The man – and I am certain it was a man – met her on the street or in a bar.  They talked.  They found each other interesting.  Somewhere along the path of their conversation they fell into the channel of an erotic subject.  It grew.  Within the mind of the man it expanded and formed a chain between the conscious and the subconscious.

Suddenly he was insane – completely.  But Elizabeth Short did not notice this.  She was intrigued by the man.  There was something about him that magnetized her particular personality.  When he invited her to his “place”, she offered no argument.

Now just what happened to set off the spark?  What gesture did she make?  Perhaps an unusual way of lighting a cigarette or smoking.  Perhaps the way she held a highball glass.  Perhaps the pattern of her dress.  Or the way her hair was arranged.  Some “little thing” that has utterly no significance in the lives of normal people, but which was magnified a million times in the distorted mind of the killer.

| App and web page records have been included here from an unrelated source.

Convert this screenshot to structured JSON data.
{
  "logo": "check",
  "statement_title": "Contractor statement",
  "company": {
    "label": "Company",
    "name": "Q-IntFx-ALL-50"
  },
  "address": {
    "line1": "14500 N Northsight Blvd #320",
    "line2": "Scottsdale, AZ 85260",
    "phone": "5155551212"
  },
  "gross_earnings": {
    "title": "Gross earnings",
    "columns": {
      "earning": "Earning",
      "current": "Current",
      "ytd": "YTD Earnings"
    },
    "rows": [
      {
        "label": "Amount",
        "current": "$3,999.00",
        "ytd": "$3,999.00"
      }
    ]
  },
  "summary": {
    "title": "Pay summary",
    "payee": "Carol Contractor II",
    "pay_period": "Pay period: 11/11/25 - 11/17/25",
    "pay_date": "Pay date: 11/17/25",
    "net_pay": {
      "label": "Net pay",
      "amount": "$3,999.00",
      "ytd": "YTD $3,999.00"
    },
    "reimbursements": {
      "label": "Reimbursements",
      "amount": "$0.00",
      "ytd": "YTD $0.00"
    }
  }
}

It amounts to a choice – whether it was a gesture or the spoken word that started him off, it could have been something like this 
                        “….a lot of blood.”
                        “…seen a dog tearing a cat to pieces.”
                        “…never heard nothing like that before.”
Her subconscious mind has expresses something that made contact with his subconscious.

She didn’t know it, but at that moment she was literally asking to
be murdered.

And the murderer himself didn’t know it, but for a long, long time he had been looking for the “Black Dahlia”.  It was the tragic misfortune of Elizabeth Short that she fitted all the eerie requirements. 

This is a case wherein the killer must be baited rather than hunted.  And this brings us back to the algebraic equation.  Our symbols, however, do not involve the usual technical factors of murder, such as the geography of the crime, the time element, the material pieces of evidence.  Inasmuch as this case was activated by an abnormal mind, the process of deduction and ultimate arrest must be analyzed with the ultimate aim of placing her in a psychological category of micro- proportions.

This category must be arranged in the nature of a trap.  As much as the killer wants his freedom, he would much prefer to meet another “Black Dahlia”.  He probably doubts that another exists.  But suppose another one did?  And suppose he found out about it?  Would he suspect that this was a trap?  Probably.  And yet his lunacy would be dominant.  He wouldn’t be able to resist the temptation.

Sooner or later he would be sufficiently stimulated to catch a look at this new “Dahlia”.  Upon seeing her, upon checking to make sure he was on safe ground, he would approach her just as he approached Elizabeth Short.  A wire-recorder, carefully arranged, would listen to the ensuing conversation leading to the ultimate invitation to visit the “place”.  Plain clothes men would move in at the feasible moment.

This technique of arriving at “x” is probably the most difficult and complex in the book.  It must be handled not only with delicacy, but with hair-line precision.  Either the equation balances or doesn’t balance.  There’s no guess work in algebra.